[Task goal] Output a faithful copy of the entries, every picture removed.

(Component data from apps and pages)
________________________________________
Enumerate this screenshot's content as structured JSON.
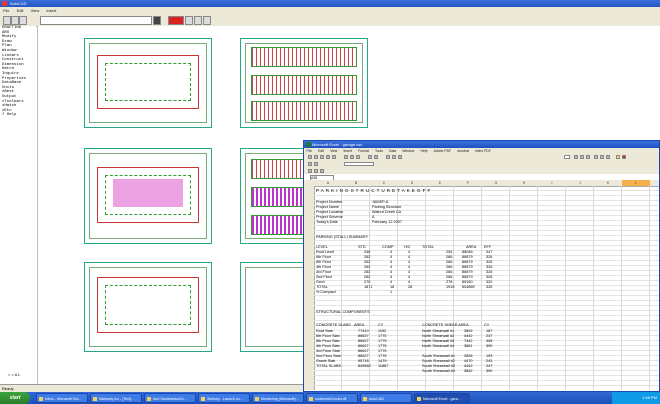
{
  "autocad": {
    "title": "AutoCAD",
    "menu": [
      "File",
      "Edit",
      "View",
      "Insert"
    ],
    "side_commands": [
      "DRAFTING",
      "ARX",
      "Modify",
      "Draw",
      "Plan",
      "Window",
      "Linears",
      "Construct",
      "Dimension",
      "Hatch",
      "Inquire",
      "Properties",
      "DataBase",
      "Units",
      "xBest",
      "Output",
      "xToolbars",
      "xHatch",
      "xEtc",
      "? Help"
    ],
    "status": "Ready",
    "layout_label": "< > A L"
  },
  "excel": {
    "title": "Microsoft Excel - garage.csv",
    "menu": [
      "File",
      "Edit",
      "View",
      "Insert",
      "Format",
      "Tools",
      "Data",
      "Window",
      "Help",
      "Adobe PDF",
      "Acrobat",
      "Inline PDF"
    ],
    "name_box": "A38",
    "columns": [
      "A",
      "B",
      "C",
      "D",
      "E",
      "F",
      "G",
      "H",
      "I",
      "J",
      "K",
      "L",
      "M"
    ],
    "sheet_title": "P A R K I N G   S T R U C T U R E   T A K E O F F",
    "project": [
      [
        "Project Number",
        "JAMEP-A"
      ],
      [
        "Project Name",
        "Parking Structure"
      ],
      [
        "Project Location",
        "Walnut Creek CA"
      ],
      [
        "Project Scheme",
        "A"
      ],
      [
        "Today's Date",
        "February 12 2007"
      ]
    ],
    "stall_summary_title": "PARKING (STALL) SUMMARY",
    "stall_headers": [
      "LEVEL",
      "STD",
      "COMP",
      "H/C",
      "TOTAL",
      "AREA",
      "EFF"
    ],
    "stall_rows": [
      [
        "Roof Level",
        "246",
        "4",
        "4",
        "254",
        "88046",
        "347"
      ],
      [
        "6th Floor",
        "262",
        "4",
        "4",
        "266",
        "86879",
        "326"
      ],
      [
        "5th Floor",
        "262",
        "4",
        "4",
        "266",
        "86879",
        "326"
      ],
      [
        "4th Floor",
        "262",
        "4",
        "4",
        "266",
        "86879",
        "326"
      ],
      [
        "3rd Floor",
        "262",
        "4",
        "4",
        "266",
        "86879",
        "326"
      ],
      [
        "2nd Floor",
        "262",
        "4",
        "4",
        "266",
        "86879",
        "326"
      ],
      [
        "Grnd",
        "270",
        "4",
        "4",
        "278",
        "89160",
        "320"
      ],
      [
        "TOTAL",
        "1871",
        "16",
        "28",
        "1915",
        "604869",
        "326"
      ],
      [
        "% Compact",
        "",
        "1",
        "",
        "",
        "",
        ""
      ]
    ],
    "structural_title": "STRUCTURAL COMPONENTS",
    "struct_headers": [
      "CONCRETE SLABS",
      "AREA",
      "CY",
      "CONCRETE SHEAR AREA",
      "CY"
    ],
    "struct_rows": [
      [
        "Roof Slab",
        "77410",
        "1152",
        "North Shearwall #1",
        "3892",
        "187"
      ],
      [
        "6th Floor Slab",
        "86627",
        "1775",
        "North Shearwall #2",
        "4442",
        "247"
      ],
      [
        "5th Floor Slab",
        "86627",
        "1775",
        "North Shearwall #3",
        "7342",
        "408"
      ],
      [
        "4th Floor Slab",
        "86627",
        "1775",
        "North Shearwall #4",
        "3861",
        "390"
      ],
      [
        "3rd Floor Slab",
        "86627",
        "1775",
        "",
        "",
        ""
      ],
      [
        "2nd Floor Slab",
        "86627",
        "1775",
        "South Shearwall #1",
        "3506",
        "193"
      ],
      [
        "Grade Slab",
        "95718",
        "1479",
        "South Shearwall #2",
        "4470",
        "243"
      ],
      [
        "TOTAL SLABS",
        "849840",
        "11867",
        "South Shearwall #3",
        "4442",
        "247"
      ],
      [
        "",
        "",
        "",
        "South Shearwall #4",
        "3842",
        "390"
      ]
    ]
  },
  "taskbar": {
    "start": "start",
    "tasks": [
      "Inbox - Microsoft Out...",
      "Walkway Inc - [Text]...",
      "Aird Studios/sku/2c...",
      "Sketchy - Launch co...",
      "Monitoring (Microsoft)...",
      "xsolvesAnDoctor.dll",
      "AutoCAD",
      "Microsoft Excel - gara..."
    ],
    "clock": "1:48 PM"
  }
}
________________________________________
[Result of the exercise]
Enumerate this screenshot's content as structured JSON.
{
  "autocad": {
    "title": "AutoCAD",
    "menu": [
      "File",
      "Edit",
      "View",
      "Insert"
    ],
    "side_commands": [
      "DRAFTING",
      "ARX",
      "Modify",
      "Draw",
      "Plan",
      "Window",
      "Linears",
      "Construct",
      "Dimension",
      "Hatch",
      "Inquire",
      "Properties",
      "DataBase",
      "Units",
      "xBest",
      "Output",
      "xToolbars",
      "xHatch",
      "xEtc",
      "? Help"
    ],
    "status": "Ready",
    "layout_label": "< > A L"
  },
  "excel": {
    "title": "Microsoft Excel - garage.csv",
    "menu": [
      "File",
      "Edit",
      "View",
      "Insert",
      "Format",
      "Tools",
      "Data",
      "Window",
      "Help",
      "Adobe PDF",
      "Acrobat",
      "Inline PDF"
    ],
    "name_box": "A38",
    "columns": [
      "A",
      "B",
      "C",
      "D",
      "E",
      "F",
      "G",
      "H",
      "I",
      "J",
      "K",
      "L",
      "M"
    ],
    "sheet_title": "P A R K I N G   S T R U C T U R E   T A K E O F F",
    "project": [
      [
        "Project Number",
        "JAMEP-A"
      ],
      [
        "Project Name",
        "Parking Structure"
      ],
      [
        "Project Location",
        "Walnut Creek CA"
      ],
      [
        "Project Scheme",
        "A"
      ],
      [
        "Today's Date",
        "February 12 2007"
      ]
    ],
    "stall_summary_title": "PARKING (STALL) SUMMARY",
    "stall_headers": [
      "LEVEL",
      "STD",
      "COMP",
      "H/C",
      "TOTAL",
      "AREA",
      "EFF"
    ],
    "stall_rows": [
      [
        "Roof Level",
        "246",
        "4",
        "4",
        "254",
        "88046",
        "347"
      ],
      [
        "6th Floor",
        "262",
        "4",
        "4",
        "266",
        "86879",
        "326"
      ],
      [
        "5th Floor",
        "262",
        "4",
        "4",
        "266",
        "86879",
        "326"
      ],
      [
        "4th Floor",
        "262",
        "4",
        "4",
        "266",
        "86879",
        "326"
      ],
      [
        "3rd Floor",
        "262",
        "4",
        "4",
        "266",
        "86879",
        "326"
      ],
      [
        "2nd Floor",
        "262",
        "4",
        "4",
        "266",
        "86879",
        "326"
      ],
      [
        "Grnd",
        "270",
        "4",
        "4",
        "278",
        "89160",
        "320"
      ],
      [
        "TOTAL",
        "1871",
        "16",
        "28",
        "1915",
        "604869",
        "326"
      ],
      [
        "% Compact",
        "",
        "1",
        "",
        "",
        "",
        ""
      ]
    ],
    "structural_title": "STRUCTURAL COMPONENTS",
    "struct_headers": [
      "CONCRETE SLABS",
      "AREA",
      "CY",
      "CONCRETE SHEAR AREA",
      "CY"
    ],
    "struct_rows": [
      [
        "Roof Slab",
        "77410",
        "1152",
        "North Shearwall #1",
        "3892",
        "187"
      ],
      [
        "6th Floor Slab",
        "86627",
        "1775",
        "North Shearwall #2",
        "4442",
        "247"
      ],
      [
        "5th Floor Slab",
        "86627",
        "1775",
        "North Shearwall #3",
        "7342",
        "408"
      ],
      [
        "4th Floor Slab",
        "86627",
        "1775",
        "North Shearwall #4",
        "3861",
        "390"
      ],
      [
        "3rd Floor Slab",
        "86627",
        "1775",
        "",
        "",
        ""
      ],
      [
        "2nd Floor Slab",
        "86627",
        "1775",
        "South Shearwall #1",
        "3506",
        "193"
      ],
      [
        "Grade Slab",
        "95718",
        "1479",
        "South Shearwall #2",
        "4470",
        "243"
      ],
      [
        "TOTAL SLABS",
        "849840",
        "11867",
        "South Shearwall #3",
        "4442",
        "247"
      ],
      [
        "",
        "",
        "",
        "South Shearwall #4",
        "3842",
        "390"
      ]
    ]
  },
  "taskbar": {
    "start": "start",
    "tasks": [
      "Inbox - Microsoft Out...",
      "Walkway Inc - [Text]...",
      "Aird Studios/sku/2c...",
      "Sketchy - Launch co...",
      "Monitoring (Microsoft)...",
      "xsolvesAnDoctor.dll",
      "AutoCAD",
      "Microsoft Excel - gara..."
    ],
    "clock": "1:48 PM"
  }
}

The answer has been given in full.